Detainees dropped off early and continuously. Detainees from yesterday didn't get welcoming bags (with tooth brushes and toothpaste, deodorant, comb, etc). Spent some time today making more but still not enough to cover yesterday and today's newcomers.
Few volunteers and two that weren't very helpful. One, working with me in children's clothes (a priority), spent over 15 minutes per kid, letting mom shop and pick through stuff. I explain that there is a long line, which there is, and stick to about 5 minutes, giving them choices and hustling them along. These clothes are only for traveling to family, they just need to fit well enough and be clean. They don't have to match or have princesses on them. She even let them spend time choosing hair ties--I grab 2-3 and hand them over and move on.
We have folks waiting in line and then get another bus or two, and we have to close down the rooms in that hallway, esp the kid clothes, so we can take care of the new arrivals. That means some have stood in line 3 or 4 times without ever getting a chance for clothes. That's why quick turnaround is important. We did a lot today but it never seems quiet enough.
I did take a short break in the adult clothing room, which hadn't had any attention in several days. I closed and locked the door and worked as fast as I could getting men's pants and shirts folded or hung and organized by size. Then women's pants. I had only a little time to work on women's tops--there are still 3 bins piled with clothes I didn't get to. But then, knowing there were people who hadn't yet had a chance to bathe, I opened the door and did as much as I could on my own, finally announcing that I could help 3 more and then had to work in another area.
When the door was open, an older volunteer would show up with bins of clothes. They weren't sorted or organized. They are supposed to be but she just figured if she had adult clothes they belonged in the adult room. So I could either sort in there or help people but not both....

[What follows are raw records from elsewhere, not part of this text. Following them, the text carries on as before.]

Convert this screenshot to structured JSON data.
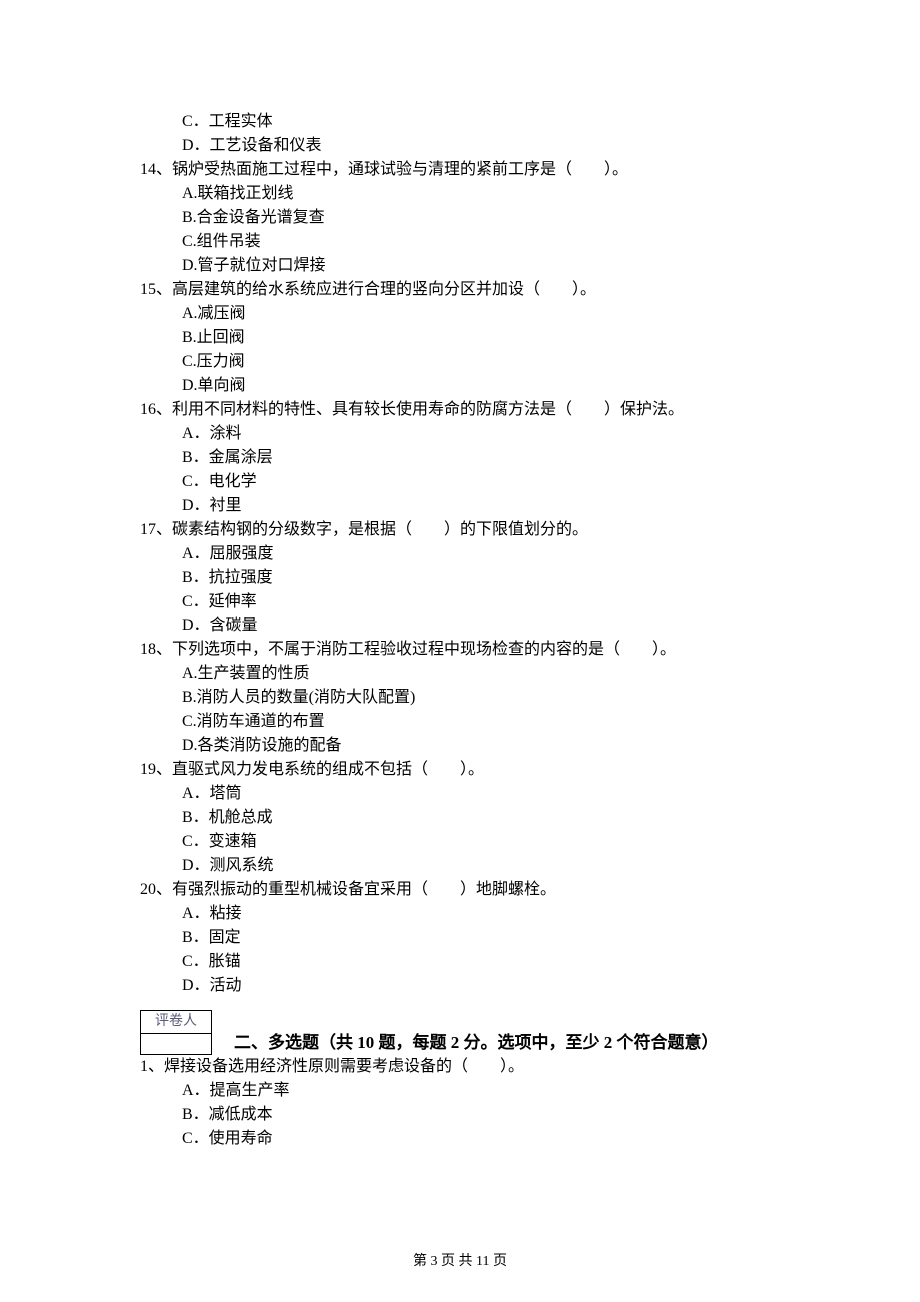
{
  "prev_options": {
    "c": "C．工程实体",
    "d": "D．工艺设备和仪表"
  },
  "q14": {
    "stem": "14、锅炉受热面施工过程中，通球试验与清理的紧前工序是（　　）。",
    "a": "A.联箱找正划线",
    "b": "B.合金设备光谱复查",
    "c": "C.组件吊装",
    "d": "D.管子就位对口焊接"
  },
  "q15": {
    "stem": "15、高层建筑的给水系统应进行合理的竖向分区并加设（　　）。",
    "a": "A.减压阀",
    "b": "B.止回阀",
    "c": "C.压力阀",
    "d": "D.单向阀"
  },
  "q16": {
    "stem": "16、利用不同材料的特性、具有较长使用寿命的防腐方法是（　　）保护法。",
    "a": "A．涂料",
    "b": "B．金属涂层",
    "c": "C．电化学",
    "d": "D．衬里"
  },
  "q17": {
    "stem": "17、碳素结构钢的分级数字，是根据（　　）的下限值划分的。",
    "a": "A．屈服强度",
    "b": "B．抗拉强度",
    "c": "C．延伸率",
    "d": "D．含碳量"
  },
  "q18": {
    "stem": "18、下列选项中，不属于消防工程验收过程中现场检查的内容的是（　　）。",
    "a": "A.生产装置的性质",
    "b": "B.消防人员的数量(消防大队配置)",
    "c": "C.消防车通道的布置",
    "d": "D.各类消防设施的配备"
  },
  "q19": {
    "stem": "19、直驱式风力发电系统的组成不包括（　　）。",
    "a": "A．塔筒",
    "b": "B．机舱总成",
    "c": "C．变速箱",
    "d": "D．测风系统"
  },
  "q20": {
    "stem": "20、有强烈振动的重型机械设备宜采用（　　）地脚螺栓。",
    "a": "A．粘接",
    "b": "B．固定",
    "c": "C．胀锚",
    "d": "D．活动"
  },
  "scorer_label": "评卷人",
  "section2": {
    "title": "二、多选题（共 10 题，每题 2 分。选项中，至少 2 个符合题意）"
  },
  "s2q1": {
    "stem": "1、焊接设备选用经济性原则需要考虑设备的（　　）。",
    "a": "A．提高生产率",
    "b": "B．减低成本",
    "c": "C．使用寿命"
  },
  "footer": "第 3 页 共 11 页"
}
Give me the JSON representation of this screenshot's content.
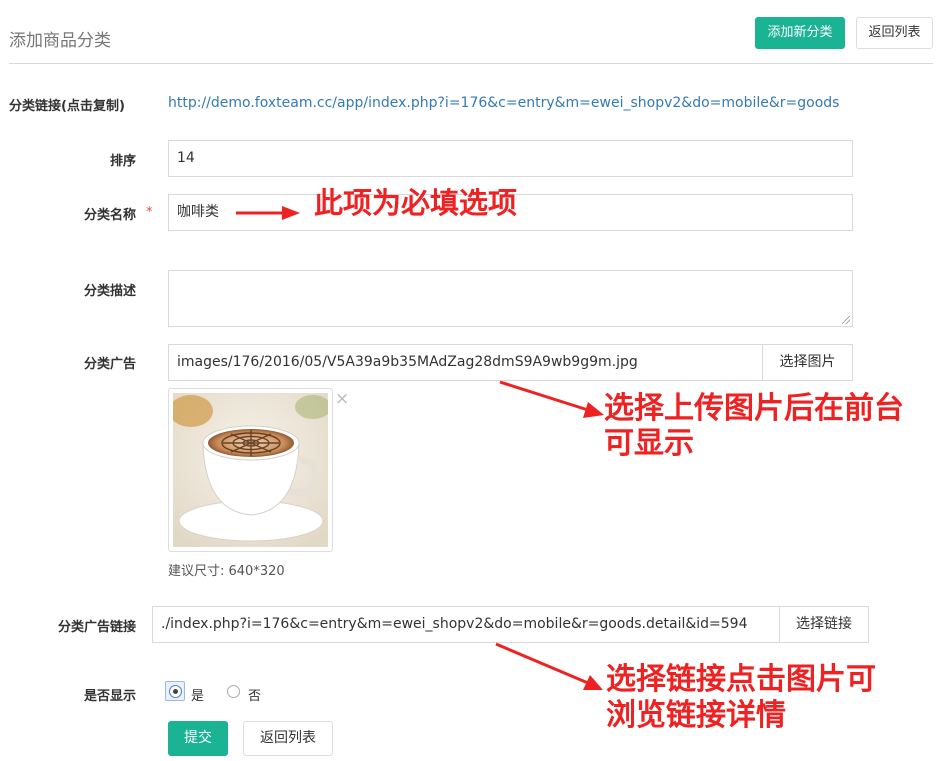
{
  "header": {
    "title": "添加商品分类",
    "add_button": "添加新分类",
    "back_button": "返回列表"
  },
  "form": {
    "link": {
      "label": "分类链接(点击复制)",
      "value": "http://demo.foxteam.cc/app/index.php?i=176&c=entry&m=ewei_shopv2&do=mobile&r=goods"
    },
    "sort": {
      "label": "排序",
      "value": "14"
    },
    "name": {
      "label": "分类名称",
      "required": "*",
      "value": "咖啡类"
    },
    "description": {
      "label": "分类描述",
      "value": ""
    },
    "ad": {
      "label": "分类广告",
      "value": "images/176/2016/05/V5A39a9b35MAdZag28dmS9A9wb9g9m.jpg",
      "select_button": "选择图片",
      "close_glyph": "×",
      "hint": "建议尺寸: 640*320"
    },
    "ad_link": {
      "label": "分类广告链接",
      "value": "./index.php?i=176&c=entry&m=ewei_shopv2&do=mobile&r=goods.detail&id=594",
      "select_button": "选择链接"
    },
    "display": {
      "label": "是否显示",
      "options": [
        "是",
        "否"
      ],
      "selected": "是"
    },
    "submit_button": "提交",
    "back_button": "返回列表"
  },
  "annotations": {
    "required_note": "此项为必填选项",
    "image_note_line1": "选择上传图片后在前台",
    "image_note_line2": "可显示",
    "link_note_line1": "选择链接点击图片可",
    "link_note_line2": "浏览链接详情",
    "color": "#ee2222"
  },
  "colors": {
    "primary": "#1ab394",
    "link": "#337ab7",
    "required": "#e74c3c"
  },
  "icons": [
    "close-icon",
    "arrow-icon",
    "resize-grip-icon"
  ]
}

ok last complaint. As I was preparing to leave late pm, ICE/BP showed up with 3 busetas, each with 15 or so people. As they were being escorted into the building (and I was standing outside, looking for a particular jefe whose keys I needed to return), one agent at one of the busetas said "I'm leaving the doors open to air it out" and laughed; the other agents joined in.
WELL MAYBE IF YOU GAVE THEM CLEAN CLOTHES AND LET THEM SHOWER, YOUR BUSETA WOULD SMELL FINE. What do they do in those centers? Cage them up, give them cold sandwiches for meals, and just watch them and refuse to help in any way? I was outraged. As far as I am concerned, anyone working for ICE is morally bankrupt anyway.
But as they say in Spanish, tomorrow is another day. Some dinner, lots of quiet, and sleep and I'll be set for another round tomorrow. Wish me luck.....
oh and Cheri is definitely censoring herself. There is plenty of swearing under my breath and in my head. Tomorrow I WILL try to train some responsible asylum seekers to help with clothes and sorting.